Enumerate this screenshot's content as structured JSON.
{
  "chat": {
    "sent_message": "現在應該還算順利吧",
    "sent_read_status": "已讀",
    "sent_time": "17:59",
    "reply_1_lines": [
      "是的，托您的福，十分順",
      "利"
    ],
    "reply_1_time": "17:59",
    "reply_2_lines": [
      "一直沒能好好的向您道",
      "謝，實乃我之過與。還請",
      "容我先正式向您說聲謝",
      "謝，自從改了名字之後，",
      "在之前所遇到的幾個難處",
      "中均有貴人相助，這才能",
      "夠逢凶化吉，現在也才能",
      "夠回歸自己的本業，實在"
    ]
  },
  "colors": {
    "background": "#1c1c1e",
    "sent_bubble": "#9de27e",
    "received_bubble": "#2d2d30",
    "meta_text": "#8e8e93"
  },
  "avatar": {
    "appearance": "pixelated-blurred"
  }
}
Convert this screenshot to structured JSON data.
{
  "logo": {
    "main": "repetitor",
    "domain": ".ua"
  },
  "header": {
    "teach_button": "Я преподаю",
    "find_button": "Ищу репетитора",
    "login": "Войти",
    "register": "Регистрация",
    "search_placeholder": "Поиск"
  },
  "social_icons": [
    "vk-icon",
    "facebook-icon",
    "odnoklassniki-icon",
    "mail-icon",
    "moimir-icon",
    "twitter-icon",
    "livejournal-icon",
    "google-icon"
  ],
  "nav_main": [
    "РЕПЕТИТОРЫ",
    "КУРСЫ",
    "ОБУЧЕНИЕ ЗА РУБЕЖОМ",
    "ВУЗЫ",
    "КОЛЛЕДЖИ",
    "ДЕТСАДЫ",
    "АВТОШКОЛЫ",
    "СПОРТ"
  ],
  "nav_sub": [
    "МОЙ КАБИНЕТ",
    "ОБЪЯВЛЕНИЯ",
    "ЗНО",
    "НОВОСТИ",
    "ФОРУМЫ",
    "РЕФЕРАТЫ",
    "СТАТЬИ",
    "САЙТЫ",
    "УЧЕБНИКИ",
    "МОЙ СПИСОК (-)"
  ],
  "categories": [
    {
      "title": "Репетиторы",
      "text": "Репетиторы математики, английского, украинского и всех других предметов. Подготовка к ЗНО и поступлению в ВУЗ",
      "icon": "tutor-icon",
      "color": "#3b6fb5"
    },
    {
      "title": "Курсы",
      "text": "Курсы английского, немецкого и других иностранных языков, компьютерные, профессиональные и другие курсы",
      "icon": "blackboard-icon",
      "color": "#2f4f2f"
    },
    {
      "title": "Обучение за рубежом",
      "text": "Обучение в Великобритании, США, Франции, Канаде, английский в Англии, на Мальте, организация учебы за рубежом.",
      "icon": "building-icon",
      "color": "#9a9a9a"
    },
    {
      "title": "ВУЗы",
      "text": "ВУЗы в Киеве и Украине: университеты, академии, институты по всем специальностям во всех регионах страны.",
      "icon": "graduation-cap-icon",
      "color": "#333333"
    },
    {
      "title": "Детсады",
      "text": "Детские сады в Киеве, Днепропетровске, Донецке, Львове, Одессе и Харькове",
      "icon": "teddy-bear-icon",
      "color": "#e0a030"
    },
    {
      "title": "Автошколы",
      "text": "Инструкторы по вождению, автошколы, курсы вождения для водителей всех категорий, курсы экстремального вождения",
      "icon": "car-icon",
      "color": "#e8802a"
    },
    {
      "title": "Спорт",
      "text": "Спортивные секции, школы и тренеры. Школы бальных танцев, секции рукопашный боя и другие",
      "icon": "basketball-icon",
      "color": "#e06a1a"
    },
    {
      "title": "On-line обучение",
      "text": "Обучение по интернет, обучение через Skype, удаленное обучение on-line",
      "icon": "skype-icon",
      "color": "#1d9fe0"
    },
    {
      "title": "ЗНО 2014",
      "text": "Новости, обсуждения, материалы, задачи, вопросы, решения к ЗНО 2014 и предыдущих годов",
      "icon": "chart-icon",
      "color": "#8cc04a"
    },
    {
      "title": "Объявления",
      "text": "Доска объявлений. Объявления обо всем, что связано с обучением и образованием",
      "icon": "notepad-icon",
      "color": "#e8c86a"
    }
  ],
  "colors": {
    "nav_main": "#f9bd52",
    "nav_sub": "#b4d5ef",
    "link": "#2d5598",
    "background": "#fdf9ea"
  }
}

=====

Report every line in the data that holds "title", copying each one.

## PROBLEM SOLUTION
      "title": "Репетиторы",
      "title": "Курсы",
      "title": "Обучение за рубежом",
      "title": "ВУЗы",
      "title": "Детсады",
      "title": "Автошколы",
      "title": "Спорт",
      "title": "On-line обучение",
      "title": "ЗНО 2014",
      "title": "Объявления",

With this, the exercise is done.